The 2006 report described a trial that compared three diabetes drugs and concluded that Avandia, the company’s new drug, performed best.
“We now have clear evidence from a large international study that the initial use of [Avandia] is more effective than standard therapies,” a senior vice president of GlaxoSmithKline, Lawson Macartney, said in a news release.
What only careful readers of the article would have gleaned is the extent of the financial connections between the drugmaker and the research. The trial had been funded by GlaxoSmithKline, and each of the 11 authors had received money from the company. Four were employees and held company stock. The other seven were academic experts who had received grants or consultant fees from the firm.
Whether these ties altered the report on Avandia may be impossible for readers to know. But while sorting through the data from more than 4,000 patients, the investigators missed hints of a danger that, when fully realized four years later, would lead to Avandia’s virtual disappearance from the United States:

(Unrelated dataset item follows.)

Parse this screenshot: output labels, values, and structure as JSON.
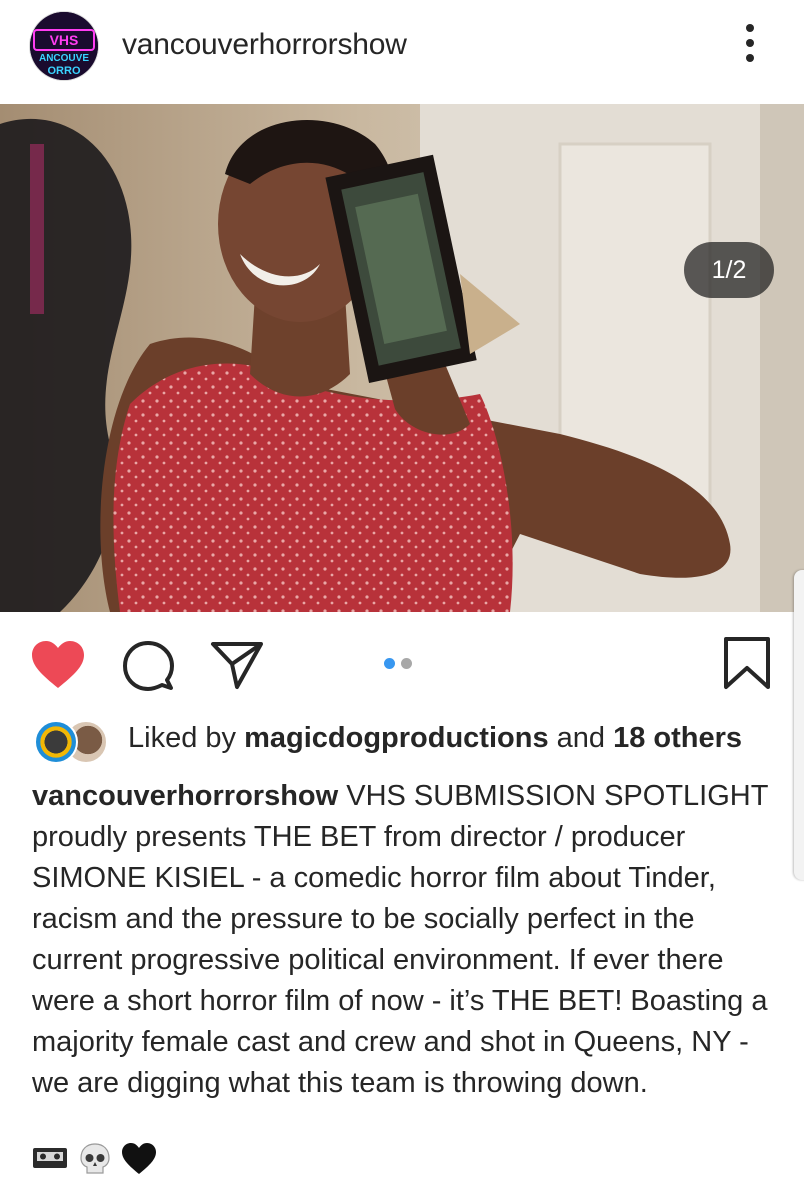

The drug raised the risk of heart attacks.
“If you looked closely at the data that was out there, you could see warning signs,” said Steven E. Nissen, a Cleveland Clinic cardiologist who issued one of the earliest warnings about the drug. “But they were overlooked.”
A Food and Drug Administration scientist later estimated that the drug had been associated with 83,000 heart attacks and deaths.
Arguably the most prestigious medical journal in the world, the New England Journal of Medicine regularly features articles over which pharmaceutical companies and their employees can exert significant influence.
Over a year-long period ending in August, NEJM published 73 articles on original studies of new drugs, encompassing drugs approved by the FDA since 2000 and experimental drugs, according to a review by The Washington Post.
Of those articles, 60 were funded by a pharmaceutical company, 50 were co-written by drug company employees and 37 had a lead author, typically an academic, who had previously accepted outside compensation from the sponsoring drug company in the form of consultant pay, grants or speaker fees.
The New England Journal of Medicine is not alone in featuring research sponsored in large part by drug companies — it has become a common practice that reflects the growing role of industry money in research.
Years ago, the government funded a larger share of such experiments. But since about the mid-1980s, research funding by pharmaceutical firms has exceeded what the National Institutes of Health spends. Last year, the industry spent $39 billion on research in the United States while NIH spent $31 billion.
The billions that the drug companies invest in such experiments help fund the world’s quest for cures. But their aim is not just public health. That money is also part of a high-risk quest for profits, and over the past decade corporate interference has repeatedly muddled the nation’s drug science, sometimes with potentially lethal consequences.